I want time to read for fun or edification so I try to carve out time for reading every day. Creating a new blog post or working on a book I’m trying to write also take time. I’d like to get back to knitting and sewing and make curtains for the bare windows in my book room.

I spend precious time in the kitchen, cooking meals for the family, baking food for them and others in need, and endless cleaning up after those many meals and snacks.

If I do everything I need to do, never mind want to do, I notice I’m running myself ragged, like a piece of rope, frayed until worn to only the merest thread holding it together. I feel like that piece of rope all too often, and I know why I do. It’s because, in all of my to-do lists and musts, I have forgotten to stand and stare.

Have you read Leisure by William Henry Davies?  I don’t remember when I first read it, but it resonated so strongly that I have never forgotten it.

What is this life if, full of care,
We have no time to stand and stare.
No time to stand beneath the boughs
And stare as long as sheep or cows.
No time to see, when woods we pass,
Where squirrels hide their nuts in grass.
No time to see, in broad daylight,
Streams full of stars, like skies at night.
No time to turn at Beauty’s glance,
And watch her feet, how they can dance.
No time to wait till her mouth can
Enrich that smile her eyes began.
A poor life this if, full of care,
We have no time to stand and stare.

Do we make time to stand and stare? Do we make time to:

  • look at the beauty of a sunrise or sunset instead of fleetingly glancing out our car windows as we rush off to the next appointment
  •  pause by a rose bush and touch the pale pink petals while inhaling the sweet scent of a newly opened bud
  • walk through the dew-drenched grass in the early morning and listen to the birdsong echoing all around us, praising the God who made the world
  •  sit on the porch during a thunderstorm and watch the lightning and streaming rain from a place of safety, but open to the wind and sound
  • look at the sunlight streaming in the windows over a table with a stack of books and a teacup, full of hot tea, waiting for us to stop and take a sip, then another and another while inhaling the steam and cradling the warm bowl of the cup in our hands
  • sit quietly in the evening with a glass of wine or water, meditating on the past day and thinking about all the little things for which we are grateful
  •  spend a few moments every day in thanksgiving for the simple pleasures, which are all around us and so easy to find if we choose to look

Do you take time to stand and stare?  Or do you, like I, forget that life is so much more than busyness and obligations and duties and shoulds and oughts? How many times do we forget that sometimes it is our business is to be quiet, to wait, to wonder, to meditate, and to think great thoughts? Let’s not spend this precious life merely racing from day to day without standing and staring and noticing our surroundings.

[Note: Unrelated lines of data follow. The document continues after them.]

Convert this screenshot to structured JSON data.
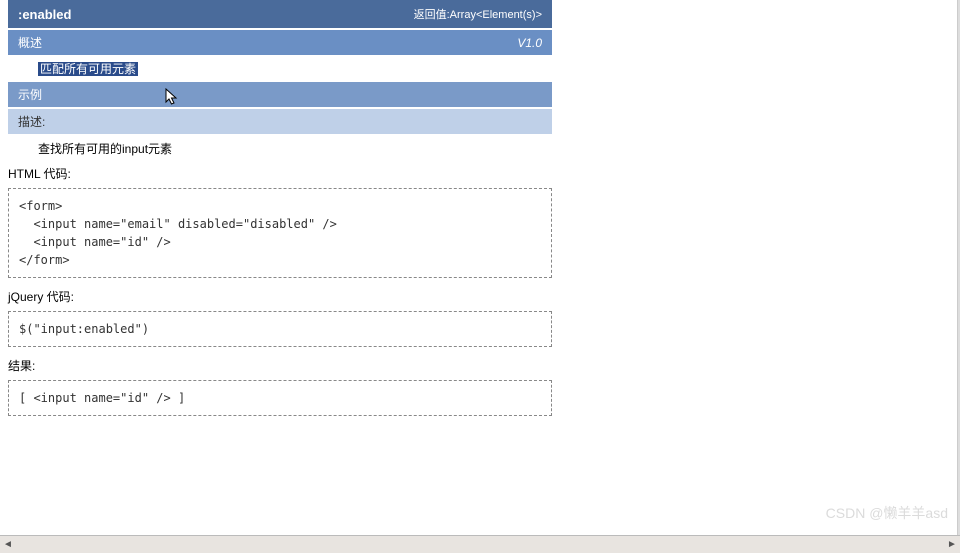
{
  "header": {
    "title": ":enabled",
    "return_label": "返回值:Array<Element(s)>"
  },
  "subheader": {
    "label": "概述",
    "version": "V1.0"
  },
  "highlight": "匹配所有可用元素",
  "example_label": "示例",
  "desc_label": "描述:",
  "desc_text": "查找所有可用的input元素",
  "html_label": "HTML 代码:",
  "html_code": "<form>\n  <input name=\"email\" disabled=\"disabled\" />\n  <input name=\"id\" />\n</form>",
  "jquery_label": "jQuery 代码:",
  "jquery_code": "$(\"input:enabled\")",
  "result_label": "结果:",
  "result_code": "[ <input name=\"id\" /> ]",
  "watermark": "CSDN @懒羊羊asd"
}
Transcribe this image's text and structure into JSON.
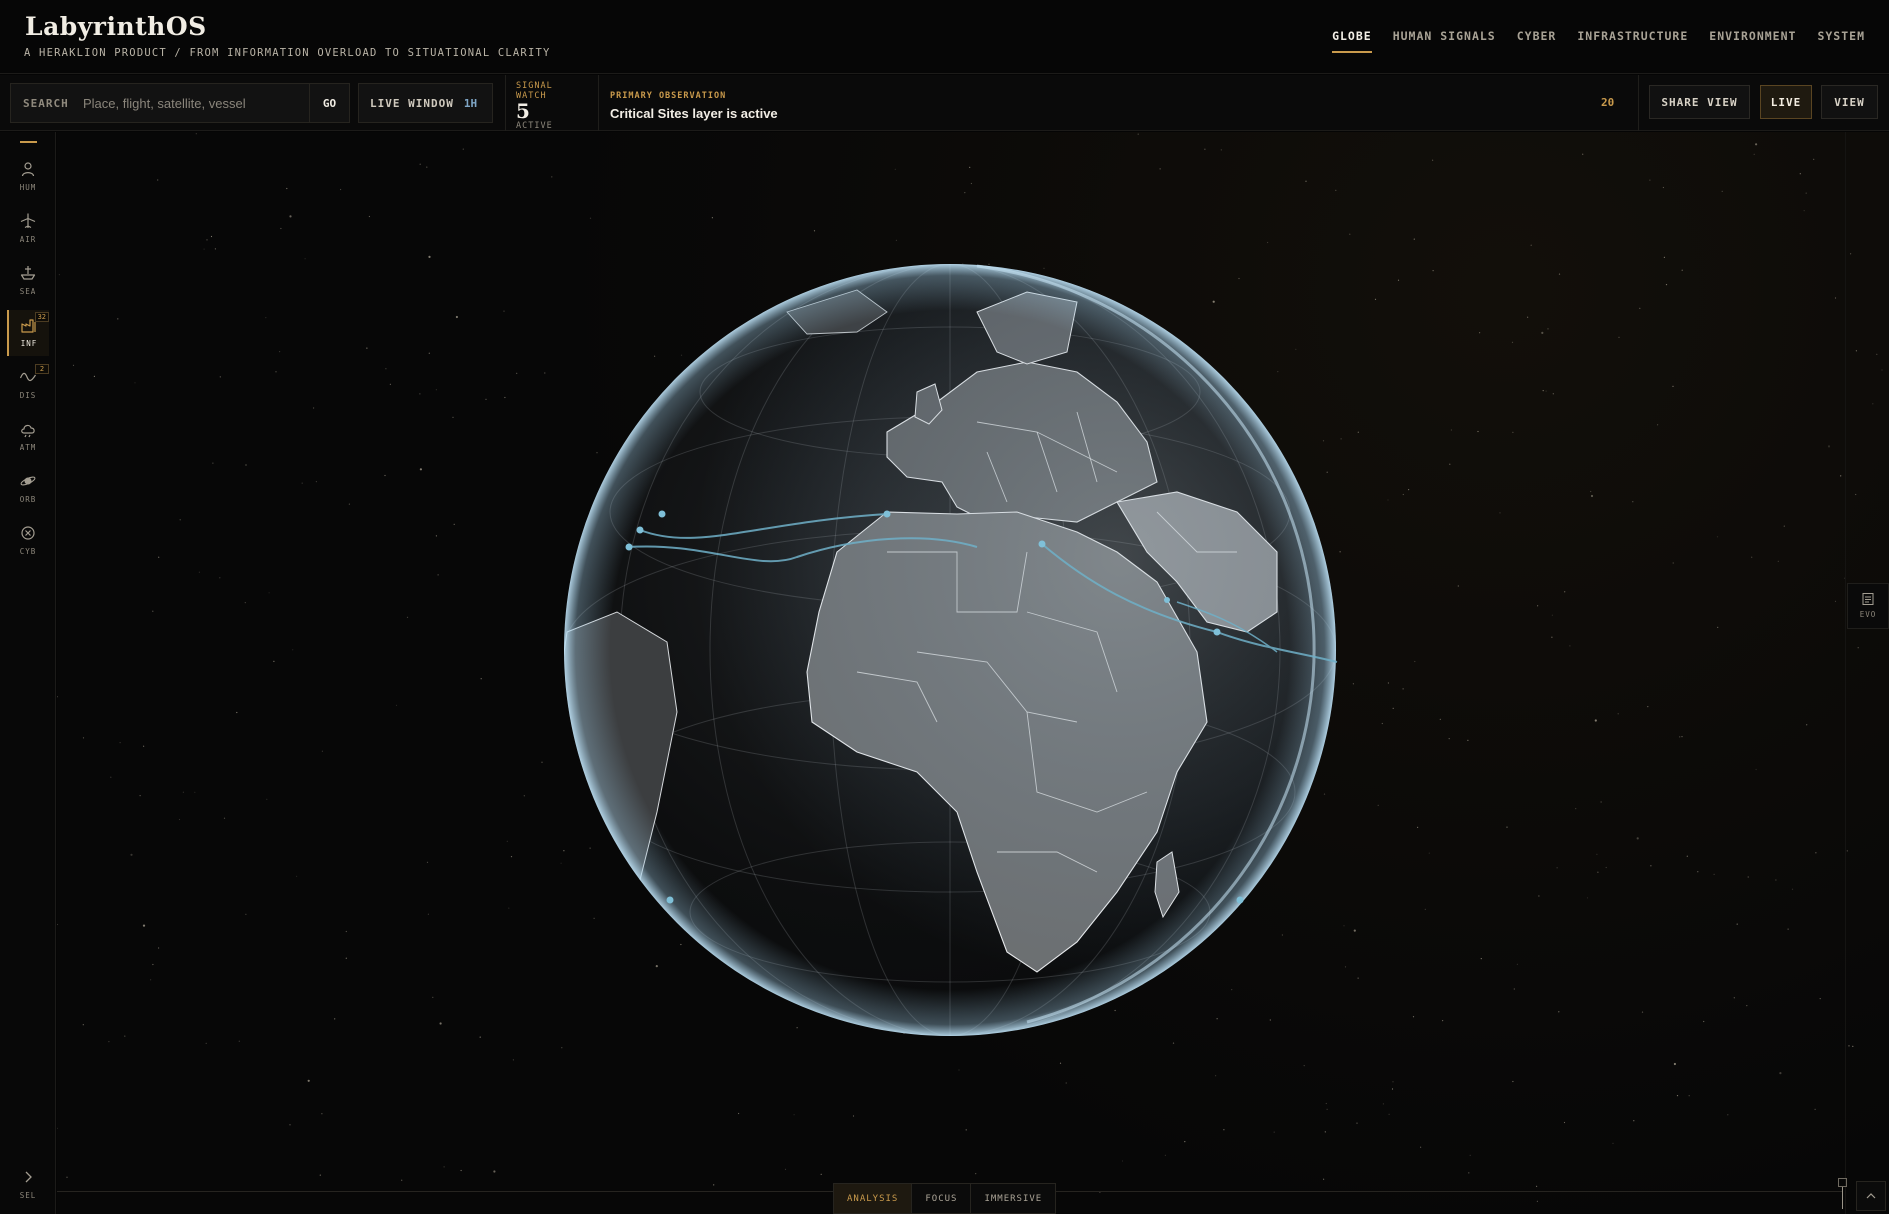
{
  "brand": {
    "title": "LabyrinthOS",
    "subtitle": "A HERAKLION PRODUCT / FROM INFORMATION OVERLOAD TO SITUATIONAL CLARITY"
  },
  "nav": {
    "active": "GLOBE",
    "items": [
      "GLOBE",
      "HUMAN SIGNALS",
      "CYBER",
      "INFRASTRUCTURE",
      "ENVIRONMENT",
      "SYSTEM"
    ]
  },
  "command_bar": {
    "search": {
      "label": "SEARCH",
      "placeholder": "Place, flight, satellite, vessel",
      "value": "",
      "go_label": "GO"
    },
    "live_window": {
      "label": "LIVE WINDOW",
      "value": "1H"
    },
    "signal_watch": {
      "label": "SIGNAL WATCH",
      "count": "5",
      "status": "ACTIVE"
    },
    "primary_observation": {
      "label": "PRIMARY OBSERVATION",
      "text": "Critical Sites layer is active",
      "count": "20"
    },
    "buttons": {
      "share_view": "SHARE VIEW",
      "live": "LIVE",
      "view": "VIEW"
    }
  },
  "layer_rail": {
    "items": [
      {
        "code": "HUM",
        "icon": "person-icon",
        "badge": ""
      },
      {
        "code": "AIR",
        "icon": "airplane-icon",
        "badge": ""
      },
      {
        "code": "SEA",
        "icon": "ship-icon",
        "badge": ""
      },
      {
        "code": "INF",
        "icon": "factory-icon",
        "badge": "32",
        "active": true
      },
      {
        "code": "DIS",
        "icon": "wave-icon",
        "badge": "2"
      },
      {
        "code": "ATM",
        "icon": "cloud-icon",
        "badge": ""
      },
      {
        "code": "ORB",
        "icon": "planet-icon",
        "badge": ""
      },
      {
        "code": "CYB",
        "icon": "cyber-icon",
        "badge": ""
      }
    ],
    "expand_label": "SEL"
  },
  "right_rail": {
    "evo_label": "EVO",
    "icon": "document-icon"
  },
  "modes": {
    "active": "ANALYSIS",
    "items": [
      "ANALYSIS",
      "FOCUS",
      "IMMERSIVE"
    ]
  },
  "colors": {
    "accent": "#c99a4c",
    "route": "#6fb0c8",
    "globe_rim": "#9ec8e0",
    "background": "#050505"
  }
}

How do we make the time though? With so many people needing us and tasks set before us, how do we turn away from the neediness of our worlds?

I don’t have all the answers but I think that if we want to meet the needs of those around us, we will do it better if we have a regular time to stand, to think, to plan, to wonder, to understand the whys of what we do rather than just throw ourselves headlong, to meditate on the truths of what we believe so that we can more fully follow through on those beliefs.

It is easier, for sure, to rush through life without thinking. But join me in rebelling against that hamster-wheel type existence. Stand. Stare. Look. Think. Enjoy.

Life will be richer and more full of joy and wonder if you and I take the time each day, if only for a moment or two, to stand and stare.